The task: The complete listing should be restated word for word.

Data for the task:
+ + + + + + +
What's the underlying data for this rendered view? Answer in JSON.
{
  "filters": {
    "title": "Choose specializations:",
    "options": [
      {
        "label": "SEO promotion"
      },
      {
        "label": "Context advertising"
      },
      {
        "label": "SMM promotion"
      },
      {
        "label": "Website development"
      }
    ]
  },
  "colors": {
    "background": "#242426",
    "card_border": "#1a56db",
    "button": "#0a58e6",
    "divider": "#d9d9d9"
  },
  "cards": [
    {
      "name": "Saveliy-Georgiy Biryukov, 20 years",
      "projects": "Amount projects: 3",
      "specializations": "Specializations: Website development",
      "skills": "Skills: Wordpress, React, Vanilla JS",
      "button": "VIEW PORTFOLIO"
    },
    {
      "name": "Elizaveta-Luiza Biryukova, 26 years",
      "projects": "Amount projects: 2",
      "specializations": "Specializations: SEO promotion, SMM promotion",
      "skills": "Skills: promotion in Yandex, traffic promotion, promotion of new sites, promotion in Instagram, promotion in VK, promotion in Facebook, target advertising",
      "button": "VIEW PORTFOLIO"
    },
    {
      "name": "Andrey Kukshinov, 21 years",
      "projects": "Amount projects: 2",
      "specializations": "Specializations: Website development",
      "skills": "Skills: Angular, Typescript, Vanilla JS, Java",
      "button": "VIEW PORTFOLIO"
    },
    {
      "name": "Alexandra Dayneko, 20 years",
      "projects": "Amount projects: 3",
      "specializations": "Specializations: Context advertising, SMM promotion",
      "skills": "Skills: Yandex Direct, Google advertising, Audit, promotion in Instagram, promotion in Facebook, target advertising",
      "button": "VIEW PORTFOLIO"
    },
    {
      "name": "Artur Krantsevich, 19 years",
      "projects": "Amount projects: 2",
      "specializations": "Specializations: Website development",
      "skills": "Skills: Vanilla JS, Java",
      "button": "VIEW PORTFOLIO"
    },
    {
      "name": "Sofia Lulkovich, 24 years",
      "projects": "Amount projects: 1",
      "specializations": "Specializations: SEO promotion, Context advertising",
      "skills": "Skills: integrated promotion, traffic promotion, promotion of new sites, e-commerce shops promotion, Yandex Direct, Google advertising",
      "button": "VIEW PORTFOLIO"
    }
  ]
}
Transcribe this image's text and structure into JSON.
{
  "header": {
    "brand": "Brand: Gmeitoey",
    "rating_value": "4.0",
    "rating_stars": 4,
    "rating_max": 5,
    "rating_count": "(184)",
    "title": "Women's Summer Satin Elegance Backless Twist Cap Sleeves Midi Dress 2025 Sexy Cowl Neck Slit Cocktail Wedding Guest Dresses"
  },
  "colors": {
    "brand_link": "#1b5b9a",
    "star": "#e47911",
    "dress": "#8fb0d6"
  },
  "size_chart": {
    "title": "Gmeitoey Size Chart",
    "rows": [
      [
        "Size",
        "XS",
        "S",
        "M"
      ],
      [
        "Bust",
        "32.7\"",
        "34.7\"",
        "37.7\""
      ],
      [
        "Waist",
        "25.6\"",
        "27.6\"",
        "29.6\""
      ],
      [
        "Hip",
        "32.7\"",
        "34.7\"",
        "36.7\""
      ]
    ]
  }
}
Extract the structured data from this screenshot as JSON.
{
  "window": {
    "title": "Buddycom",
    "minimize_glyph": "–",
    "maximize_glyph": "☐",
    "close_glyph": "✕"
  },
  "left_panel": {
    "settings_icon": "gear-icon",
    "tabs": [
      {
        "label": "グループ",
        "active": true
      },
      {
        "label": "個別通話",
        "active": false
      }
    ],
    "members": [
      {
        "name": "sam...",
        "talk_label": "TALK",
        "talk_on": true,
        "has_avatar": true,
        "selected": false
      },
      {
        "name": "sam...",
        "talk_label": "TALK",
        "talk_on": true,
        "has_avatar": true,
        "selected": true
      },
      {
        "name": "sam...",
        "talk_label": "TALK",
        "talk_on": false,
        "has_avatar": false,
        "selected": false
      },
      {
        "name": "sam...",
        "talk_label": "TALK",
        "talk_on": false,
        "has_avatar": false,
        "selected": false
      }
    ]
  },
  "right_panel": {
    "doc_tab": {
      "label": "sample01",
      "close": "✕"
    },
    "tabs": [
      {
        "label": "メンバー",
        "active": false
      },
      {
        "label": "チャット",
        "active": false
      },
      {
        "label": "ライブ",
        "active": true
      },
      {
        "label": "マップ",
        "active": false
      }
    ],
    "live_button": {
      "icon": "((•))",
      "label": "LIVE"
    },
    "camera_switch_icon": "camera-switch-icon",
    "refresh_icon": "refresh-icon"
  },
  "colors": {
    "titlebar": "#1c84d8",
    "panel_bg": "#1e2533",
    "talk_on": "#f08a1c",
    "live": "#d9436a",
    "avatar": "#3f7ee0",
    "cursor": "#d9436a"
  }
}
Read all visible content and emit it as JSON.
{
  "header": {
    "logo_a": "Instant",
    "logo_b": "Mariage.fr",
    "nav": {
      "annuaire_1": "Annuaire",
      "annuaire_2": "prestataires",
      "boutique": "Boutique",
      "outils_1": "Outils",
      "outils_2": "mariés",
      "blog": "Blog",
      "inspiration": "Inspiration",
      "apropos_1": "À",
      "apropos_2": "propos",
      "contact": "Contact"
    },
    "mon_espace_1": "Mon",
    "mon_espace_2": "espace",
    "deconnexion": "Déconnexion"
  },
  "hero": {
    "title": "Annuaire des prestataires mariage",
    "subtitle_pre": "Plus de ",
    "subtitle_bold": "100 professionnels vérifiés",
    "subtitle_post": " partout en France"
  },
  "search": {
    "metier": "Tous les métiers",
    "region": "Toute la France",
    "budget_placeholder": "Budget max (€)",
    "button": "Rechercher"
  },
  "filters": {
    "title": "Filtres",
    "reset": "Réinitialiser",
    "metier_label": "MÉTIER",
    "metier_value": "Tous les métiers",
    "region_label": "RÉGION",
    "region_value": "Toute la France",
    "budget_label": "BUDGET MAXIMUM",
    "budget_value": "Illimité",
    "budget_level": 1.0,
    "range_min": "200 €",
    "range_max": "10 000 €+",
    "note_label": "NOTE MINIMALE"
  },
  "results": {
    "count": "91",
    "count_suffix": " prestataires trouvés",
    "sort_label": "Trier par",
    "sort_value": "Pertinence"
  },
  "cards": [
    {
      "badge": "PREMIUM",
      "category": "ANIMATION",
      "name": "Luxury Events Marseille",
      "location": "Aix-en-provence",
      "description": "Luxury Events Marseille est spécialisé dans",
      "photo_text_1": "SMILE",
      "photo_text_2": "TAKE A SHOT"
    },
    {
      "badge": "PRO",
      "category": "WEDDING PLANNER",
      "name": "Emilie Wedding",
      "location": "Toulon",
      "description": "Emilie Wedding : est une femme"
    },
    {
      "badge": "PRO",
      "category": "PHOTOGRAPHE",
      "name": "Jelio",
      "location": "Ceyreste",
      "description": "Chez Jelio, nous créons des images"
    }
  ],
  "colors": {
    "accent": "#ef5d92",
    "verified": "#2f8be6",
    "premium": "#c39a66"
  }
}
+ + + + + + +
Response to this exercise:
What's the underlying data for this rendered view? Answer in JSON.
{
  "filters": {
    "title": "Choose specializations:",
    "options": [
      {
        "label": "SEO promotion"
      },
      {
        "label": "Context advertising"
      },
      {
        "label": "SMM promotion"
      },
      {
        "label": "Website development"
      }
    ]
  },
  "colors": {
    "background": "#242426",
    "card_border": "#1a56db",
    "button": "#0a58e6",
    "divider": "#d9d9d9"
  },
  "cards": [
    {
      "name": "Saveliy-Georgiy Biryukov, 20 years",
      "projects": "Amount projects: 3",
      "specializations": "Specializations: Website development",
      "skills": "Skills: Wordpress, React, Vanilla JS",
      "button": "VIEW PORTFOLIO"
    },
    {
      "name": "Elizaveta-Luiza Biryukova, 26 years",
      "projects": "Amount projects: 2",
      "specializations": "Specializations: SEO promotion, SMM promotion",
      "skills": "Skills: promotion in Yandex, traffic promotion, promotion of new sites, promotion in Instagram, promotion in VK, promotion in Facebook, target advertising",
      "button": "VIEW PORTFOLIO"
    },
    {
      "name": "Andrey Kukshinov, 21 years",
      "projects": "Amount projects: 2",
      "specializations": "Specializations: Website development",
      "skills": "Skills: Angular, Typescript, Vanilla JS, Java",
      "button": "VIEW PORTFOLIO"
    },
    {
      "name": "Alexandra Dayneko, 20 years",
      "projects": "Amount projects: 3",
      "specializations": "Specializations: Context advertising, SMM promotion",
      "skills": "Skills: Yandex Direct, Google advertising, Audit, promotion in Instagram, promotion in Facebook, target advertising",
      "button": "VIEW PORTFOLIO"
    },
    {
      "name": "Artur Krantsevich, 19 years",
      "projects": "Amount projects: 2",
      "specializations": "Specializations: Website development",
      "skills": "Skills: Vanilla JS, Java",
      "button": "VIEW PORTFOLIO"
    },
    {
      "name": "Sofia Lulkovich, 24 years",
      "projects": "Amount projects: 1",
      "specializations": "Specializations: SEO promotion, Context advertising",
      "skills": "Skills: integrated promotion, traffic promotion, promotion of new sites, e-commerce shops promotion, Yandex Direct, Google advertising",
      "button": "VIEW PORTFOLIO"
    }
  ]
}
Transcribe this image's text and structure into JSON.
{
  "header": {
    "brand": "Brand: Gmeitoey",
    "rating_value": "4.0",
    "rating_stars": 4,
    "rating_max": 5,
    "rating_count": "(184)",
    "title": "Women's Summer Satin Elegance Backless Twist Cap Sleeves Midi Dress 2025 Sexy Cowl Neck Slit Cocktail Wedding Guest Dresses"
  },
  "colors": {
    "brand_link": "#1b5b9a",
    "star": "#e47911",
    "dress": "#8fb0d6"
  },
  "size_chart": {
    "title": "Gmeitoey Size Chart",
    "rows": [
      [
        "Size",
        "XS",
        "S",
        "M"
      ],
      [
        "Bust",
        "32.7\"",
        "34.7\"",
        "37.7\""
      ],
      [
        "Waist",
        "25.6\"",
        "27.6\"",
        "29.6\""
      ],
      [
        "Hip",
        "32.7\"",
        "34.7\"",
        "36.7\""
      ]
    ]
  }
}
Extract the structured data from this screenshot as JSON.
{
  "window": {
    "title": "Buddycom",
    "minimize_glyph": "–",
    "maximize_glyph": "☐",
    "close_glyph": "✕"
  },
  "left_panel": {
    "settings_icon": "gear-icon",
    "tabs": [
      {
        "label": "グループ",
        "active": true
      },
      {
        "label": "個別通話",
        "active": false
      }
    ],
    "members": [
      {
        "name": "sam...",
        "talk_label": "TALK",
        "talk_on": true,
        "has_avatar": true,
        "selected": false
      },
      {
        "name": "sam...",
        "talk_label": "TALK",
        "talk_on": true,
        "has_avatar": true,
        "selected": true
      },
      {
        "name": "sam...",
        "talk_label": "TALK",
        "talk_on": false,
        "has_avatar": false,
        "selected": false
      },
      {
        "name": "sam...",
        "talk_label": "TALK",
        "talk_on": false,
        "has_avatar": false,
        "selected": false
      }
    ]
  },
  "right_panel": {
    "doc_tab": {
      "label": "sample01",
      "close": "✕"
    },
    "tabs": [
      {
        "label": "メンバー",
        "active": false
      },
      {
        "label": "チャット",
        "active": false
      },
      {
        "label": "ライブ",
        "active": true
      },
      {
        "label": "マップ",
        "active": false
      }
    ],
    "live_button": {
      "icon": "((•))",
      "label": "LIVE"
    },
    "camera_switch_icon": "camera-switch-icon",
    "refresh_icon": "refresh-icon"
  },
  "colors": {
    "titlebar": "#1c84d8",
    "panel_bg": "#1e2533",
    "talk_on": "#f08a1c",
    "live": "#d9436a",
    "avatar": "#3f7ee0",
    "cursor": "#d9436a"
  }
}
Read all visible content and emit it as JSON.
{
  "header": {
    "logo_a": "Instant",
    "logo_b": "Mariage.fr",
    "nav": {
      "annuaire_1": "Annuaire",
      "annuaire_2": "prestataires",
      "boutique": "Boutique",
      "outils_1": "Outils",
      "outils_2": "mariés",
      "blog": "Blog",
      "inspiration": "Inspiration",
      "apropos_1": "À",
      "apropos_2": "propos",
      "contact": "Contact"
    },
    "mon_espace_1": "Mon",
    "mon_espace_2": "espace",
    "deconnexion": "Déconnexion"
  },
  "hero": {
    "title": "Annuaire des prestataires mariage",
    "subtitle_pre": "Plus de ",
    "subtitle_bold": "100 professionnels vérifiés",
    "subtitle_post": " partout en France"
  },
  "search": {
    "metier": "Tous les métiers",
    "region": "Toute la France",
    "budget_placeholder": "Budget max (€)",
    "button": "Rechercher"
  },
  "filters": {
    "title": "Filtres",
    "reset": "Réinitialiser",
    "metier_label": "MÉTIER",
    "metier_value": "Tous les métiers",
    "region_label": "RÉGION",
    "region_value": "Toute la France",
    "budget_label": "BUDGET MAXIMUM",
    "budget_value": "Illimité",
    "budget_level": 1.0,
    "range_min": "200 €",
    "range_max": "10 000 €+",
    "note_label": "NOTE MINIMALE"
  },
  "results": {
    "count": "91",
    "count_suffix": " prestataires trouvés",
    "sort_label": "Trier par",
    "sort_value": "Pertinence"
  },
  "cards": [
    {
      "badge": "PREMIUM",
      "category": "ANIMATION",
      "name": "Luxury Events Marseille",
      "location": "Aix-en-provence",
      "description": "Luxury Events Marseille est spécialisé dans",
      "photo_text_1": "SMILE",
      "photo_text_2": "TAKE A SHOT"
    },
    {
      "badge": "PRO",
      "category": "WEDDING PLANNER",
      "name": "Emilie Wedding",
      "location": "Toulon",
      "description": "Emilie Wedding : est une femme"
    },
    {
      "badge": "PRO",
      "category": "PHOTOGRAPHE",
      "name": "Jelio",
      "location": "Ceyreste",
      "description": "Chez Jelio, nous créons des images"
    }
  ],
  "colors": {
    "accent": "#ef5d92",
    "verified": "#2f8be6",
    "premium": "#c39a66"
  }
}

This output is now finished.